Pick up every piece of paper off your desk, one sheet or sheaf at a time. Start with paper because thereís usually more of it than anything else. Donít touch anything twice. When you pick it up either put it in the recycle bin (remove staples first), put it in the trash if it canít go in the recycle, or put it in a folder, label the folder, and put the folder, inside a hanging folder, in the plastic file box. Donít worry about organizing the files. Just get everything out of site and off your desk. Get two or three boxes if you need them. They stack nicely out of the way against the wall.
Once the paper is off your desk, you should be able to see the surface, which will probably be littered with books, pens, soda cans, memo pads, and CDs, if it looks anything like my desk. Take one category at a time, like CDs, and put all of them away. Then books, and so on.
The rest of your office may be cluttered in the same way as your desk, with stacks of papers and books scattered around. Use the same method. Start with the paper, donít touch anything twice, and declutter by categoryóCDs, books, etc. after the paper.
De-cluttering doesnít have to mean deep-cleaning, though you may get motivated and do that. Really it just means getting the clutter out of the way so you can work.

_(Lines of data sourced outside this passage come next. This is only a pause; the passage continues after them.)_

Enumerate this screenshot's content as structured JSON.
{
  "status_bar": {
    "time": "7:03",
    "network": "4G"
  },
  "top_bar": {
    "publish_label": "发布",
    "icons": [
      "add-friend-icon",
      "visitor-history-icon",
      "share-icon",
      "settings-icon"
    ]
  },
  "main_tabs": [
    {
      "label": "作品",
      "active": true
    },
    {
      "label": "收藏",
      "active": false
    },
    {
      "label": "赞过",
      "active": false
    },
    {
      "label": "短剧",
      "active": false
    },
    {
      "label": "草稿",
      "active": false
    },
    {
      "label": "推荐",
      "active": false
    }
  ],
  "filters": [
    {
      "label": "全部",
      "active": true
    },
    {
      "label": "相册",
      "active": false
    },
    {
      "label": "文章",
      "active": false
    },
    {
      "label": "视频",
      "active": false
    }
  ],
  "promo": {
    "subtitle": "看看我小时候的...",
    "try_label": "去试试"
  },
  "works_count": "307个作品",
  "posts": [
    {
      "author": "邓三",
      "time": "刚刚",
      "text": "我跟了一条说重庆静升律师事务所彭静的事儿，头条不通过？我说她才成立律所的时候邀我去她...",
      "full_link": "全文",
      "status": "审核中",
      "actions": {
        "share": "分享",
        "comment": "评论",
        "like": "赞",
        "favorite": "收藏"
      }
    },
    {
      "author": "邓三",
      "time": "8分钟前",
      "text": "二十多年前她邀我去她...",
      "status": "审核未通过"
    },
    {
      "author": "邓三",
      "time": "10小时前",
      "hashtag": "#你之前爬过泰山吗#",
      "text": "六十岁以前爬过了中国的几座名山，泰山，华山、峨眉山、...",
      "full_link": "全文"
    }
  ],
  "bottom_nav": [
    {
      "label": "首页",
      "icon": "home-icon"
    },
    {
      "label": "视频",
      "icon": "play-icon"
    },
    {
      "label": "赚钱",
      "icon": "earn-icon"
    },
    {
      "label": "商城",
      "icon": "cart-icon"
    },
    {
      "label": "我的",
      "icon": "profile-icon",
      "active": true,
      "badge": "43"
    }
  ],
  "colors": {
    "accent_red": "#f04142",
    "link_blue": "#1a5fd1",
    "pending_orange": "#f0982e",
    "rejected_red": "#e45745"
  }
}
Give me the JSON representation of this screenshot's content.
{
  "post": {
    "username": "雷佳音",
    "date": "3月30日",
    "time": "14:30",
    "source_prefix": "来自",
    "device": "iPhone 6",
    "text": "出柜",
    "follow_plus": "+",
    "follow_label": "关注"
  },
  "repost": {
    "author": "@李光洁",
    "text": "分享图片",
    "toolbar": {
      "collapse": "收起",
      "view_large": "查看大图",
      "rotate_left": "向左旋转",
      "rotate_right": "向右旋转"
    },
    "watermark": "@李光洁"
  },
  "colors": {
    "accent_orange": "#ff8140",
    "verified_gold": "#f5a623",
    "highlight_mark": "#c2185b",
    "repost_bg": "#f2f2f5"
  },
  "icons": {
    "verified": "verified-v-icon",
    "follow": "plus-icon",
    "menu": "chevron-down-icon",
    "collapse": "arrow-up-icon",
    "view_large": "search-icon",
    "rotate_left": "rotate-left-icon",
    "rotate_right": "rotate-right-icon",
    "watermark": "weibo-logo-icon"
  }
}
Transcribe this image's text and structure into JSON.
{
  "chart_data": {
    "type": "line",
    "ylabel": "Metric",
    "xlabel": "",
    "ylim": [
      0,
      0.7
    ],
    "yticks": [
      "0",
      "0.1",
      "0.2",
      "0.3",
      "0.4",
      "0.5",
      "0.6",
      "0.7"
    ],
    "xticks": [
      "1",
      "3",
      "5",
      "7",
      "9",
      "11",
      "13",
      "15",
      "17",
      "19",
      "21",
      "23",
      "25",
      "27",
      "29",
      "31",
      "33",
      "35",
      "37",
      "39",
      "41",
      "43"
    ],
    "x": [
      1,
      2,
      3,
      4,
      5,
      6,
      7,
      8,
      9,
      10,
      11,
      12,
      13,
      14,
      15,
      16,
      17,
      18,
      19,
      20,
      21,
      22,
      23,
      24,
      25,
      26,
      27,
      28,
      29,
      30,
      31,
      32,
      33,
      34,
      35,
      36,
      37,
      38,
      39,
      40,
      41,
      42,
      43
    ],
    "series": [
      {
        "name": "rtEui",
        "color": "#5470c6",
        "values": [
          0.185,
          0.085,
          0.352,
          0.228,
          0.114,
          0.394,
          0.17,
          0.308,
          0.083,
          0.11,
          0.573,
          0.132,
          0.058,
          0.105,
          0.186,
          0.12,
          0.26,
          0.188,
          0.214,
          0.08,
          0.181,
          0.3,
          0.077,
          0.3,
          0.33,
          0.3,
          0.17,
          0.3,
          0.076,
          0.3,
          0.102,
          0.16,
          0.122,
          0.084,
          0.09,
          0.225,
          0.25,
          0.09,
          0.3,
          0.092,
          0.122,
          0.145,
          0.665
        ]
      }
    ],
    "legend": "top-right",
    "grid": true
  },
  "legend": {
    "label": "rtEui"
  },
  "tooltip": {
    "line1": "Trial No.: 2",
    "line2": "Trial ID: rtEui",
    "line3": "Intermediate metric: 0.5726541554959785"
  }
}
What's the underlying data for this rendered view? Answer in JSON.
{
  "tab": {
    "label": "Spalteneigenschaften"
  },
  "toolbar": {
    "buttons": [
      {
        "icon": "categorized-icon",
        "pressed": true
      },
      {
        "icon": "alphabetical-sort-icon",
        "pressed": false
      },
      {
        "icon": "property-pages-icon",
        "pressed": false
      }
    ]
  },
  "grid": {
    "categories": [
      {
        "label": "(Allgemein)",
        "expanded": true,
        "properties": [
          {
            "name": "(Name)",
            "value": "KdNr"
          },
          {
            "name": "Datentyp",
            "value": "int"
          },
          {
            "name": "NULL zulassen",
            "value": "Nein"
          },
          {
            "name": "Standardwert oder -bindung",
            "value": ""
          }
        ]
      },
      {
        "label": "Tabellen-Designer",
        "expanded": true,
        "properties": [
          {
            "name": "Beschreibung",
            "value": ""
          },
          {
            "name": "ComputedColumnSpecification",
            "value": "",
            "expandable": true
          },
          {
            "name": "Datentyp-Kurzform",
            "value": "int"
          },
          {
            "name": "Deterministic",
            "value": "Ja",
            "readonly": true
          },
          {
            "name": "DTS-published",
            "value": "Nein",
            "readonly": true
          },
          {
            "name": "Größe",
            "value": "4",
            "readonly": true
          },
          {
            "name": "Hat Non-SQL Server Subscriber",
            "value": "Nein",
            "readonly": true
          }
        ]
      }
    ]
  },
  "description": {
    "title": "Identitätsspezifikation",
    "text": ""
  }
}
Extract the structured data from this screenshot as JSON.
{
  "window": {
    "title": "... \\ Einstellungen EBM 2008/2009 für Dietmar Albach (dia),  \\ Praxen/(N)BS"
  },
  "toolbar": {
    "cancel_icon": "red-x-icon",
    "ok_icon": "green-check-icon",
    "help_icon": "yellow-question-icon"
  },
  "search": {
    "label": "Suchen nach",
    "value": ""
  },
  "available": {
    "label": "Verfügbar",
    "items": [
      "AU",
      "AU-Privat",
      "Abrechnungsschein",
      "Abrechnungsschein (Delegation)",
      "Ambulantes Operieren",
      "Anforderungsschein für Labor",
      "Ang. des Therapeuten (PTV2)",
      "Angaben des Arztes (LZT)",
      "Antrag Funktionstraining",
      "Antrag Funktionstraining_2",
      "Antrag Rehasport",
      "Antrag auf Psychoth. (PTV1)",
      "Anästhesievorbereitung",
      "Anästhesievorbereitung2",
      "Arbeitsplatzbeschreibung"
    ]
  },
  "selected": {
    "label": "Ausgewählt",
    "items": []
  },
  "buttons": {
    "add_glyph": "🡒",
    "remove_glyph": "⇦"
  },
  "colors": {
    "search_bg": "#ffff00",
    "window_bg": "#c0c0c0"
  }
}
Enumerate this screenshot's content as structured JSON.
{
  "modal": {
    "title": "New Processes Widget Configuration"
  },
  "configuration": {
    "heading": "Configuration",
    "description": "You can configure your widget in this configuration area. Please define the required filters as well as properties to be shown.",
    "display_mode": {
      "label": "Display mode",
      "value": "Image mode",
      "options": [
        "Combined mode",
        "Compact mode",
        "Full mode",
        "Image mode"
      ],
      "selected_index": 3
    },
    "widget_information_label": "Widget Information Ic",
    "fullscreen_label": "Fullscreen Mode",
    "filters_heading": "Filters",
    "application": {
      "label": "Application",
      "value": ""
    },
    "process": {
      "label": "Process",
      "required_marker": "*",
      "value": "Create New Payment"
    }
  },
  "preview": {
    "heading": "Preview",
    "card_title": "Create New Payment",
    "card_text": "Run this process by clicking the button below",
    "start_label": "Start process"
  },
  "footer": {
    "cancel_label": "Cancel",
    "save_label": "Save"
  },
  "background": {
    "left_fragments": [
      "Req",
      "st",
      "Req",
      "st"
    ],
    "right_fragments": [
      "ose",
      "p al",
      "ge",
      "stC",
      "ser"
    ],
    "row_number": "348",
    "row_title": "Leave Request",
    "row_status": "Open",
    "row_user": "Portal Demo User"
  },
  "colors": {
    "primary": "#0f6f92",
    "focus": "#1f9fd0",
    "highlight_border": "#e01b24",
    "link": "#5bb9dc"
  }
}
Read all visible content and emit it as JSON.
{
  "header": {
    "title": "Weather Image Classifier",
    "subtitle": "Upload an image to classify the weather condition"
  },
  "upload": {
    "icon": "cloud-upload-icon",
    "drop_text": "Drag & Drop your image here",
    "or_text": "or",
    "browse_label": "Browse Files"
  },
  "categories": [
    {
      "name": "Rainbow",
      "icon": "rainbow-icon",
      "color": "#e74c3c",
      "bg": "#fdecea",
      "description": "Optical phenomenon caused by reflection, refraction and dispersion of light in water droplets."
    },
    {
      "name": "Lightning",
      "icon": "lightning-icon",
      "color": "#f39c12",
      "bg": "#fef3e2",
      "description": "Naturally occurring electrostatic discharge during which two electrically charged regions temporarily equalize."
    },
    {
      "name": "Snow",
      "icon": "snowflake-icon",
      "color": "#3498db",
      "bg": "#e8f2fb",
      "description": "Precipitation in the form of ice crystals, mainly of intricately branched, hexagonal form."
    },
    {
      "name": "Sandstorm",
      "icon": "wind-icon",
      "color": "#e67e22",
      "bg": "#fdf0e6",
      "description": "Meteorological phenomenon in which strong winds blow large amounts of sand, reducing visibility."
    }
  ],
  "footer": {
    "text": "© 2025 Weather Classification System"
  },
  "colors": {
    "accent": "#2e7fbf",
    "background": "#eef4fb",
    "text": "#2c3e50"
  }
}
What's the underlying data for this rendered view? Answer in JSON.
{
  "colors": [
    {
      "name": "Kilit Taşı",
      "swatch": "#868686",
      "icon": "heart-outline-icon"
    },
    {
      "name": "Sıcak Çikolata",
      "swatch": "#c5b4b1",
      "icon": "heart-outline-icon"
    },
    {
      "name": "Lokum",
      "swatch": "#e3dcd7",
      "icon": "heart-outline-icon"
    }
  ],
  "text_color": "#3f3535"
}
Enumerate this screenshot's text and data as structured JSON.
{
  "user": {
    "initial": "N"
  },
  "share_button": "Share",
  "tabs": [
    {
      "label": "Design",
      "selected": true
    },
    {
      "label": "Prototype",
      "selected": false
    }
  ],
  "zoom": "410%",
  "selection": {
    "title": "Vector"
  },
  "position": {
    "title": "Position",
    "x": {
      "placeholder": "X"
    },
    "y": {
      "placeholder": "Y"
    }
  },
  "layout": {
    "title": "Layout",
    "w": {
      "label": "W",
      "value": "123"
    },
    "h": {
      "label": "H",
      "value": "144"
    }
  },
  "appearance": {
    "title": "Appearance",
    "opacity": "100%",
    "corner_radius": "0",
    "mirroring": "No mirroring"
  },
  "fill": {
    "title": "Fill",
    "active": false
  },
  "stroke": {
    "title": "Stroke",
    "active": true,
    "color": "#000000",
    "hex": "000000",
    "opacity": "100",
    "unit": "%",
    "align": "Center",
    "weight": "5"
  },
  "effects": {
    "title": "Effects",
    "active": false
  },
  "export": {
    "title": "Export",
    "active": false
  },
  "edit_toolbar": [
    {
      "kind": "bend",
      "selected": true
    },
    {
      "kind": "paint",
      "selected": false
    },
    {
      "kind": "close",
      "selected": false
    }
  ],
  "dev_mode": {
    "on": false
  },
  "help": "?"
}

Letting go of it is as simple as realizing you donít need it where it is right this minute, and putting it somewhere elseóeven if that somewhere else is the recycle bin.
A good rule of thumb is, if you can get that piece of paper again, especially by printing it off your computer, you donít need to keep it. Now, you might, if itís important. But just use this as a rule of thumb.
Angie Dixon helps small business owners get their acts together. She is a personal development coach specializing in helping people integrate their home and work lives so they feel less stretched and more balanced. Get her FREE EBOOK on balance at http://www.discoveringtruenorth.com. For questions or to discover how coaching can change your life, contact Angie at mailto:firstname.lastname@example.org.